Task statement.
Scan the lines below; pull out those with "Expression".

Data to process.
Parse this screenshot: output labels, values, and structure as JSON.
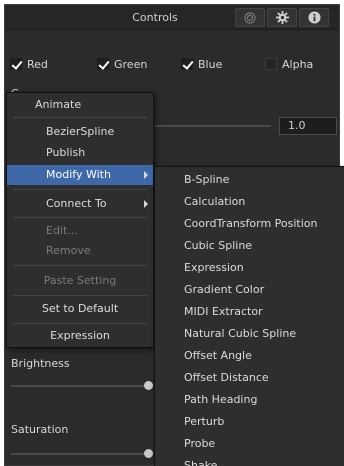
{
  "header": {
    "title": "Controls",
    "buttons": [
      "circles-icon",
      "gear-icon",
      "info-icon"
    ]
  },
  "channels": {
    "red": {
      "label": "Red",
      "checked": true
    },
    "green": {
      "label": "Green",
      "checked": true
    },
    "blue": {
      "label": "Blue",
      "checked": true
    },
    "alpha": {
      "label": "Alpha",
      "checked": false
    }
  },
  "partial_label": "C",
  "value_field": "1.0",
  "sections": {
    "brightness": "Brightness",
    "saturation": "Saturation"
  },
  "context_menu": {
    "animate": "Animate",
    "bezier_spline": "BezierSpline",
    "publish": "Publish",
    "modify_with": "Modify With",
    "connect_to": "Connect To",
    "edit": "Edit...",
    "remove": "Remove",
    "paste_setting": "Paste Setting",
    "set_to_default": "Set to Default",
    "expression": "Expression"
  },
  "submenu": {
    "items": [
      "B-Spline",
      "Calculation",
      "CoordTransform Position",
      "Cubic Spline",
      "Expression",
      "Gradient Color",
      "MIDI Extractor",
      "Natural Cubic Spline",
      "Offset Angle",
      "Offset Distance",
      "Path Heading",
      "Perturb",
      "Probe",
      "Shake"
    ]
  },
  "colors": {
    "panel_bg": "#2b2b2b",
    "highlight": "#3f68a9",
    "text": "#dcdcdc",
    "disabled_text": "#7b7b7b"
  }
}
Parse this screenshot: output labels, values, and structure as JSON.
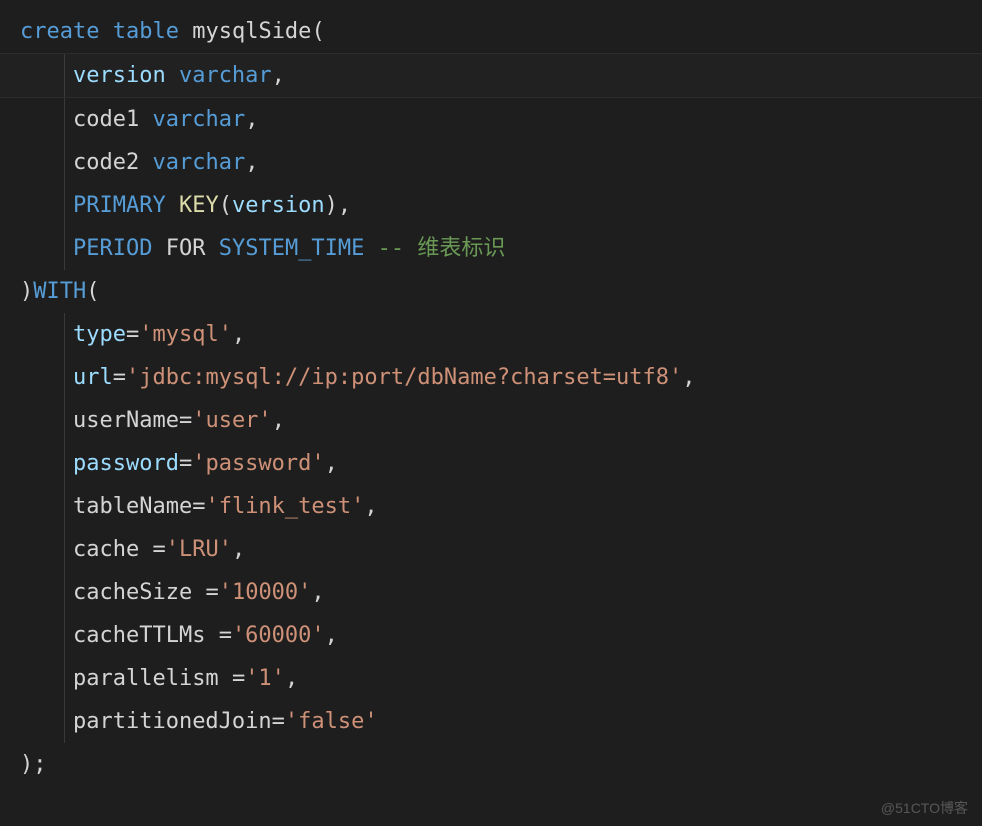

Exercise output.
    "expression": "Expression"
      "Expression",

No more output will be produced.